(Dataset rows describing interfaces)
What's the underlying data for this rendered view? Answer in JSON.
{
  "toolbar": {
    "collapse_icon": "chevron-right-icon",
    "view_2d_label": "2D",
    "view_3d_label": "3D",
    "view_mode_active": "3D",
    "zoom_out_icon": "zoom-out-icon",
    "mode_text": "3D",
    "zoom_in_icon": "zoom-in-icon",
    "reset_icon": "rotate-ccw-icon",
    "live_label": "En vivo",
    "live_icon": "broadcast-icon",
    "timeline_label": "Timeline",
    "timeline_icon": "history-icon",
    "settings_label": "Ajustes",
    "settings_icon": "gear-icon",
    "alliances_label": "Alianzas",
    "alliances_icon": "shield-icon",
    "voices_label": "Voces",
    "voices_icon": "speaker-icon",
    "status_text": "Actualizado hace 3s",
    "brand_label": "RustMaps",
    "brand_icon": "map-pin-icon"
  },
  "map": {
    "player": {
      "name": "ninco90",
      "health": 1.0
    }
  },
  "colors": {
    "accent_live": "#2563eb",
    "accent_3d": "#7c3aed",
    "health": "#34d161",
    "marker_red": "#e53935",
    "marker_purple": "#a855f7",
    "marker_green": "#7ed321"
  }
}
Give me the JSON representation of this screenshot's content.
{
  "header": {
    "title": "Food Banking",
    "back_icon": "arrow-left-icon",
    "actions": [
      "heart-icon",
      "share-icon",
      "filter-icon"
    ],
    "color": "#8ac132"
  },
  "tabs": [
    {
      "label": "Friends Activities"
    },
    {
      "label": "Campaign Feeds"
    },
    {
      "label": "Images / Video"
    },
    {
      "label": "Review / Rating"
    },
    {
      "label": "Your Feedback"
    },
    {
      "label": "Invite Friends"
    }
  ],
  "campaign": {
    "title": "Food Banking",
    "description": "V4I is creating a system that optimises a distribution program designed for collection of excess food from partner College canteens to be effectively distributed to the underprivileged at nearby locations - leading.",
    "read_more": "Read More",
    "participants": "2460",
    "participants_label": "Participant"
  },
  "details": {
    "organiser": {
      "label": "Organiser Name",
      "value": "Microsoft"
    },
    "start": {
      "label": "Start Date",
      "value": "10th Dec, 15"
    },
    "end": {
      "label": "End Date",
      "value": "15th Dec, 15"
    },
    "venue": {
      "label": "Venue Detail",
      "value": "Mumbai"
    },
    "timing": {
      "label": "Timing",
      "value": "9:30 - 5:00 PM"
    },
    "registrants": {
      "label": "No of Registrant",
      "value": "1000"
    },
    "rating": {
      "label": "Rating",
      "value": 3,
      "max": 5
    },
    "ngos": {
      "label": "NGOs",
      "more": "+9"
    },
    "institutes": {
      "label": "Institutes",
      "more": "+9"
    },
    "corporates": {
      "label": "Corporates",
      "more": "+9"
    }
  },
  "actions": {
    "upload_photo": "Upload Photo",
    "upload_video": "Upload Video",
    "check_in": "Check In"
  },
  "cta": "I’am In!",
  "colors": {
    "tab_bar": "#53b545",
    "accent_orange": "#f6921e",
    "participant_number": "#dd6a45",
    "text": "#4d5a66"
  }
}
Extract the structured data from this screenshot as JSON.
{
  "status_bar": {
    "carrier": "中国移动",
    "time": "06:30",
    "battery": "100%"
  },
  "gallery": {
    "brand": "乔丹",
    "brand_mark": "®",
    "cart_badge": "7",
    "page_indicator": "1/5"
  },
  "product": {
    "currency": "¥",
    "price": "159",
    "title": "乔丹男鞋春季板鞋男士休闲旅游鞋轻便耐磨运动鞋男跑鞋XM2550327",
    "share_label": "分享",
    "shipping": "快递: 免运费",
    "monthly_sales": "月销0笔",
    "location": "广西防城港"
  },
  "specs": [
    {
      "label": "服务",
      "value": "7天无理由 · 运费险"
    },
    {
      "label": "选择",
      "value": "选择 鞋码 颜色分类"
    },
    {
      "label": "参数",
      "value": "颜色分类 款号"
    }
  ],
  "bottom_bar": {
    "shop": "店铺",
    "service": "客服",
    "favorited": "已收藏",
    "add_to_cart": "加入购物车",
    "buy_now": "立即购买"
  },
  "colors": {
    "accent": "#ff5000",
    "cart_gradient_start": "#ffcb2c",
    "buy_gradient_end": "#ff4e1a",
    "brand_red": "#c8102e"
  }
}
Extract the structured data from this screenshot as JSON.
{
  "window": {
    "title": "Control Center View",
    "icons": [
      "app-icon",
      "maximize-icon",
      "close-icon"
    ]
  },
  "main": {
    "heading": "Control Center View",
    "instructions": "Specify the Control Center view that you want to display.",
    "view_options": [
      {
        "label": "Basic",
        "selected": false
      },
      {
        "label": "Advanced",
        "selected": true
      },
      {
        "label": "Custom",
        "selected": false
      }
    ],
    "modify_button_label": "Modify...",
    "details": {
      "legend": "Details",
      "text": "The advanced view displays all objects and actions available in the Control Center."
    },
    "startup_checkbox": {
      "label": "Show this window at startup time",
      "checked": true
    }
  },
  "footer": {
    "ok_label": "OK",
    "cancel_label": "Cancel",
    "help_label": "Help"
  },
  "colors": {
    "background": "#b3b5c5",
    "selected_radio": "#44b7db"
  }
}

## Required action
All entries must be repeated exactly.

## Answer below
What's the underlying data for this rendered view? Answer in JSON.
{
  "toolbar": {
    "collapse_icon": "chevron-right-icon",
    "view_2d_label": "2D",
    "view_3d_label": "3D",
    "view_mode_active": "3D",
    "zoom_out_icon": "zoom-out-icon",
    "mode_text": "3D",
    "zoom_in_icon": "zoom-in-icon",
    "reset_icon": "rotate-ccw-icon",
    "live_label": "En vivo",
    "live_icon": "broadcast-icon",
    "timeline_label": "Timeline",
    "timeline_icon": "history-icon",
    "settings_label": "Ajustes",
    "settings_icon": "gear-icon",
    "alliances_label": "Alianzas",
    "alliances_icon": "shield-icon",
    "voices_label": "Voces",
    "voices_icon": "speaker-icon",
    "status_text": "Actualizado hace 3s",
    "brand_label": "RustMaps",
    "brand_icon": "map-pin-icon"
  },
  "map": {
    "player": {
      "name": "ninco90",
      "health": 1.0
    }
  },
  "colors": {
    "accent_live": "#2563eb",
    "accent_3d": "#7c3aed",
    "health": "#34d161",
    "marker_red": "#e53935",
    "marker_purple": "#a855f7",
    "marker_green": "#7ed321"
  }
}
Give me the JSON representation of this screenshot's content.
{
  "header": {
    "title": "Food Banking",
    "back_icon": "arrow-left-icon",
    "actions": [
      "heart-icon",
      "share-icon",
      "filter-icon"
    ],
    "color": "#8ac132"
  },
  "tabs": [
    {
      "label": "Friends Activities"
    },
    {
      "label": "Campaign Feeds"
    },
    {
      "label": "Images / Video"
    },
    {
      "label": "Review / Rating"
    },
    {
      "label": "Your Feedback"
    },
    {
      "label": "Invite Friends"
    }
  ],
  "campaign": {
    "title": "Food Banking",
    "description": "V4I is creating a system that optimises a distribution program designed for collection of excess food from partner College canteens to be effectively distributed to the underprivileged at nearby locations - leading.",
    "read_more": "Read More",
    "participants": "2460",
    "participants_label": "Participant"
  },
  "details": {
    "organiser": {
      "label": "Organiser Name",
      "value": "Microsoft"
    },
    "start": {
      "label": "Start Date",
      "value": "10th Dec, 15"
    },
    "end": {
      "label": "End Date",
      "value": "15th Dec, 15"
    },
    "venue": {
      "label": "Venue Detail",
      "value": "Mumbai"
    },
    "timing": {
      "label": "Timing",
      "value": "9:30 - 5:00 PM"
    },
    "registrants": {
      "label": "No of Registrant",
      "value": "1000"
    },
    "rating": {
      "label": "Rating",
      "value": 3,
      "max": 5
    },
    "ngos": {
      "label": "NGOs",
      "more": "+9"
    },
    "institutes": {
      "label": "Institutes",
      "more": "+9"
    },
    "corporates": {
      "label": "Corporates",
      "more": "+9"
    }
  },
  "actions": {
    "upload_photo": "Upload Photo",
    "upload_video": "Upload Video",
    "check_in": "Check In"
  },
  "cta": "I’am In!",
  "colors": {
    "tab_bar": "#53b545",
    "accent_orange": "#f6921e",
    "participant_number": "#dd6a45",
    "text": "#4d5a66"
  }
}
Extract the structured data from this screenshot as JSON.
{
  "status_bar": {
    "carrier": "中国移动",
    "time": "06:30",
    "battery": "100%"
  },
  "gallery": {
    "brand": "乔丹",
    "brand_mark": "®",
    "cart_badge": "7",
    "page_indicator": "1/5"
  },
  "product": {
    "currency": "¥",
    "price": "159",
    "title": "乔丹男鞋春季板鞋男士休闲旅游鞋轻便耐磨运动鞋男跑鞋XM2550327",
    "share_label": "分享",
    "shipping": "快递: 免运费",
    "monthly_sales": "月销0笔",
    "location": "广西防城港"
  },
  "specs": [
    {
      "label": "服务",
      "value": "7天无理由 · 运费险"
    },
    {
      "label": "选择",
      "value": "选择 鞋码 颜色分类"
    },
    {
      "label": "参数",
      "value": "颜色分类 款号"
    }
  ],
  "bottom_bar": {
    "shop": "店铺",
    "service": "客服",
    "favorited": "已收藏",
    "add_to_cart": "加入购物车",
    "buy_now": "立即购买"
  },
  "colors": {
    "accent": "#ff5000",
    "cart_gradient_start": "#ffcb2c",
    "buy_gradient_end": "#ff4e1a",
    "brand_red": "#c8102e"
  }
}
Extract the structured data from this screenshot as JSON.
{
  "window": {
    "title": "Control Center View",
    "icons": [
      "app-icon",
      "maximize-icon",
      "close-icon"
    ]
  },
  "main": {
    "heading": "Control Center View",
    "instructions": "Specify the Control Center view that you want to display.",
    "view_options": [
      {
        "label": "Basic",
        "selected": false
      },
      {
        "label": "Advanced",
        "selected": true
      },
      {
        "label": "Custom",
        "selected": false
      }
    ],
    "modify_button_label": "Modify...",
    "details": {
      "legend": "Details",
      "text": "The advanced view displays all objects and actions available in the Control Center."
    },
    "startup_checkbox": {
      "label": "Show this window at startup time",
      "checked": true
    }
  },
  "footer": {
    "ok_label": "OK",
    "cancel_label": "Cancel",
    "help_label": "Help"
  },
  "colors": {
    "background": "#b3b5c5",
    "selected_radio": "#44b7db"
  }
}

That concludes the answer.